A75-year-old man got a call from his bank manager begging him to take a loan against his mutual fund portfolio because the manager needed to meet “year-end LAS (Loan against Securities) targets”. A lady walked into my office having lost 40% of her money within six months from margin trades done by her broker. She wasn’t aware of the daily gains or losses being incurred or the high interest charges on the loan taken to fund the margin money. Another doctor friend asked if she should invest Rs5 lakh in a mutual fund. On probing, I discovered that it was a unit-linked insurance plan (Ulip) being mis-sold as a mutual fund. Yet another distressed caller lost all her money in a pyramid scheme her friend coerced her into.
Financial ignorance is profound in our country. Why do sensible, educated people still get entangled with snake oil salesmen and phoney schemes? Here is a checklist of things to look out for before you invest in a product.
1. If a scheme promises far higher returns than conventional investments, and demands that you act right away, failing which you will miss the opportunity of a lifetime, give it a miss.
2. Be cautious of guaranteed high returns with no risk. High returns come with high risk. Exponential returns carry risk of absolute loss of capital. If you continue to get high returns even when the markets are down, that is a huge red flag.
3. Be wary if your returns are consistently high despite adverse market conditions. It’s a classic sign of a ponzi scheme.
4. Check for exit options. How soon can you get back your money?

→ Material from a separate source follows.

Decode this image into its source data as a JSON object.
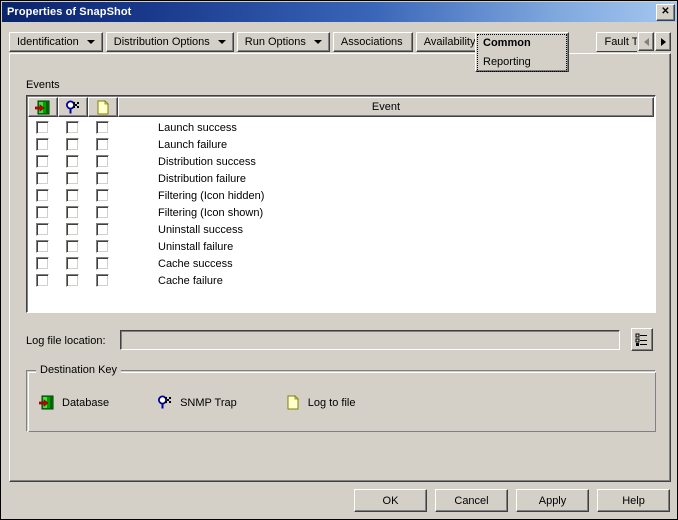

5. Find out the details of the scheme and how it intends to generate returns. What is the underlying asset it is investing in and historical performance? If an investment is being sold for a guaranteed return, ask to see the brochure where such guarantees are printed.
6. Check to see what you are signing up for. Often, products are sold as a one-time investment and investors are caught off guard when they realise the investment commitment and lock-ins are for much longer.
7. If you can’t understand the business model or if the promoter is ambivalent about how she will generate returns, then beware.
8. Ask for proof of legitimacy. Who are they registered with and who are they regulated by? Ponzi schemes are not regulated by any authority.
9. Ask for redressal options in case you lose your money. Ask them to explain what your worst-case scenario may be. Demand detailed reports of the transactions in the scheme
10. Get on the Internet and look for any legal or regulatory action has been taken against such entities.
Often, the lure of high returns makes people reckless. Sometimes a product with return guarantees, or a product whose cost remains the same every year may not be a good thing for investors. Let me explain.
Several insurance companies sell a “guaranteed NAV” Ulip. NAV is net asset value. People invest in this plan expecting to get the highest return from equity markets during the tenure of the plan. They couldn’t be further from the truth. If they examined the product brochure carefully, they will notice that the returns are inversely proportional to the markets. In a rising market, the portfolio tends to become more conservative to guarantee the current NAV, and vice-versa.
Clients often complain about increasing health insurance premiums. I tell them that if their premiums stayed constant, they will be at risk. An insurance company works on the law of averages. If the company pays out more money in claims than the premium it collects, it can’t sustain the business. If you pay a low premium and receive a high cover, then study your policy document closely. Your cover may be high, but is there a cap on some costs?
Some countries offer defined benefit pension plans, which guarantee a fixed return during an investor’s lifetime. But those plans are often unsustainable in the long run. In 2014, the US Congress announced severe cuts in the pension benefits of 1 million employees covered under the Pension Benefit Guaranty Corp. (PBGC). Since these plans committed a fixed return to investors, the only way they could pay the older pensioners was at the cost of newer employees, who fund the growing deficit by paying higher contributions.
In India, Provident Fund (PF) and Public Provident Fund (PPF) interest rates, though guaranteed by our government, are not fixed. The PPF rate, benchmarked to the 10-year government bond yield, has swung from 12% to 7.8% over the years.
If you are unable to make informed financial decisions on your own, seek the help of a financial adviser. She may lecture you on why you shouldn’t invest in another property, hector you about running up a huge credit card bill and badger you to trim down your expenses. I once heard someone say that meeting a financial planner invoked the same feelings of unease as a visit to a dentist.
All I can say is sometimes the experience may be like pulling out teeth, but if you can grin and bear it, you will be smiling the rest of your life.
Priya Sunder is director and co-founder of PeakAlpha Investments